According to a recent Bloomberg report, life insurance companies are holding out on paying death benefits to family members so they can reinvest the money and make a profit on it. The insurance companies tell relatives that they’ll keep the money for safekeeping and apply a small amount of interest – usually .5 percent – on the sum. Relatives of the
deceased are issued a “checkbook” by the insurance companies, giving the impression that the money is being kept in a bank. It’s not. The money is being funneled into their own corporate investment accounts, which can return up to 5 percent interest. That means these insurance companies are making 5 to 10 times the amount eventually paid to families. What’s more alarming is that while the payout is in the hands of the insurance company, the money is not FDIC insured, meaning that if the insurance company happens to go bankrupt,
the money is lost permamently.

“It’s a rip off,” says Georgia Watch deputy director Danny Orrock. “The insurer gets to gamble on Wall Street with the beneficiary’s money. Unlike if the money were being held in a bank, the money in the account belongs to the insurer, not the account holder. So the company gets to play the market while the grieving family bears all the risk.”
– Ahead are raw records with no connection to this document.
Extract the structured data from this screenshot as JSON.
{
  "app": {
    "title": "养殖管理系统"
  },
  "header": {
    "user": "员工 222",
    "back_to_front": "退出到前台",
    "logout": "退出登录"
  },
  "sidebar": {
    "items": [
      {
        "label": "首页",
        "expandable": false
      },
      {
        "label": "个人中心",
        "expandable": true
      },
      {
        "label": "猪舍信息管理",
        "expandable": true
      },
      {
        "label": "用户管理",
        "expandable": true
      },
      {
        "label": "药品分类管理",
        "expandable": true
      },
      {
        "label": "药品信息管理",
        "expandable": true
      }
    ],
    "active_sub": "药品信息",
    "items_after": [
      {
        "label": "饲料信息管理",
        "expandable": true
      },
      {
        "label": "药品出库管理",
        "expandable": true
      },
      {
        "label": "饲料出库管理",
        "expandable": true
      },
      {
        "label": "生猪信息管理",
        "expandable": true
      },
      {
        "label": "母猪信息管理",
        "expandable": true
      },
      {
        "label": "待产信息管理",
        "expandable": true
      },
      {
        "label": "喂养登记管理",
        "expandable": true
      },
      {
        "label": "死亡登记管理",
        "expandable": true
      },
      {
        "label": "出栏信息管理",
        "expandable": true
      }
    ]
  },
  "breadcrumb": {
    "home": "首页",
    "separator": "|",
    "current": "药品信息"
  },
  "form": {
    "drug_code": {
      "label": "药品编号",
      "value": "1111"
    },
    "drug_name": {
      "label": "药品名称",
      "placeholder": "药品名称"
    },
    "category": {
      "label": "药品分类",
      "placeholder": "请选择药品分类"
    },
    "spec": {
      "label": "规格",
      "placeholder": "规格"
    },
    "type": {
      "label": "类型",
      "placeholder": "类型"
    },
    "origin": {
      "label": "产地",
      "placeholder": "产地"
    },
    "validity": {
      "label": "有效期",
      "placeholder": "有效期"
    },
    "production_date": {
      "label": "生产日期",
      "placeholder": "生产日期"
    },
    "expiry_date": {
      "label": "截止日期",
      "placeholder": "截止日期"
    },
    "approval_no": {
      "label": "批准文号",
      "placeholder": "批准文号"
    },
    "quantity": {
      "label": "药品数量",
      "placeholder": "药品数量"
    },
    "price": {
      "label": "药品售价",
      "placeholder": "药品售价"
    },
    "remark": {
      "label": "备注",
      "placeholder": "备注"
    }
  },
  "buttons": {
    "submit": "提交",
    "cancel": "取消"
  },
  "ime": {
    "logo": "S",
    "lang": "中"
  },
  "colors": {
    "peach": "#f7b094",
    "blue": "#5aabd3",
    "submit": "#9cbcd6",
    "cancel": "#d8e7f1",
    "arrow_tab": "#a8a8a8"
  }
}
There are reportedly more than a million of these accounts holding more than $28 billion in death benefits. Metlife alone holds $10 billion. While Prudential and Metlife were the focus of the Bloomberg report, more than 100 insurance companies have similar “checkbook” programs.

Georgia Watch urges public officials to wake up and fix this sleazy business practice.